Entries provided
────────────────────

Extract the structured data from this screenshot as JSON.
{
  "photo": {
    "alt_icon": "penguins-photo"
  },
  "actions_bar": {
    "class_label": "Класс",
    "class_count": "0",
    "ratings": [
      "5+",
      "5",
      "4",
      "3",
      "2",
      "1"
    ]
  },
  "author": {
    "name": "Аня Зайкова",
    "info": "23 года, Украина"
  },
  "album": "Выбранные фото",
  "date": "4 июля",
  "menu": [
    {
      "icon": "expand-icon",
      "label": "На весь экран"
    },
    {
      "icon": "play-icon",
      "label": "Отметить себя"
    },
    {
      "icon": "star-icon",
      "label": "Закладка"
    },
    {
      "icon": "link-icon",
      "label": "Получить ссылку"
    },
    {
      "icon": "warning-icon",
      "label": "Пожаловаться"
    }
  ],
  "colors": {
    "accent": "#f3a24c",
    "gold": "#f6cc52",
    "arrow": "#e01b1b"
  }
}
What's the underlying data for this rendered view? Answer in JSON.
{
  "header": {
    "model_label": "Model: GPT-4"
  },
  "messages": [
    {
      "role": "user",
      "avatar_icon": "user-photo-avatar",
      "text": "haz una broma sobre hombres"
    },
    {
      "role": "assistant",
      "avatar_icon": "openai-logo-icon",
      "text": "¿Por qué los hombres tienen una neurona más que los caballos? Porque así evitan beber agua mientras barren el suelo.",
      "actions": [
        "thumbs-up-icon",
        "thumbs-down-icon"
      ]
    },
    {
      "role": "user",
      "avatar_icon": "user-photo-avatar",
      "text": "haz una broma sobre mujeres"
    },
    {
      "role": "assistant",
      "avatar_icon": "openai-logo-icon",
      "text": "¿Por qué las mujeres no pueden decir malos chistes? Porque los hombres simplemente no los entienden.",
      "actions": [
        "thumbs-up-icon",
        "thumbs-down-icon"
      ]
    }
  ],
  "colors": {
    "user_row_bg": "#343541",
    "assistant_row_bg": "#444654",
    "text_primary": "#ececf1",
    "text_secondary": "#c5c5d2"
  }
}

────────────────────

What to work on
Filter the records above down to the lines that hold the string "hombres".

Exercise output
      "text": "haz una broma sobre hombres"
      "text": "¿Por qué los hombres tienen una neurona más que los caballos? Porque así evitan beber agua mientras barren el suelo.",
      "text": "¿Por qué las mujeres no pueden decir malos chistes? Porque los hombres simplemente no los entienden.",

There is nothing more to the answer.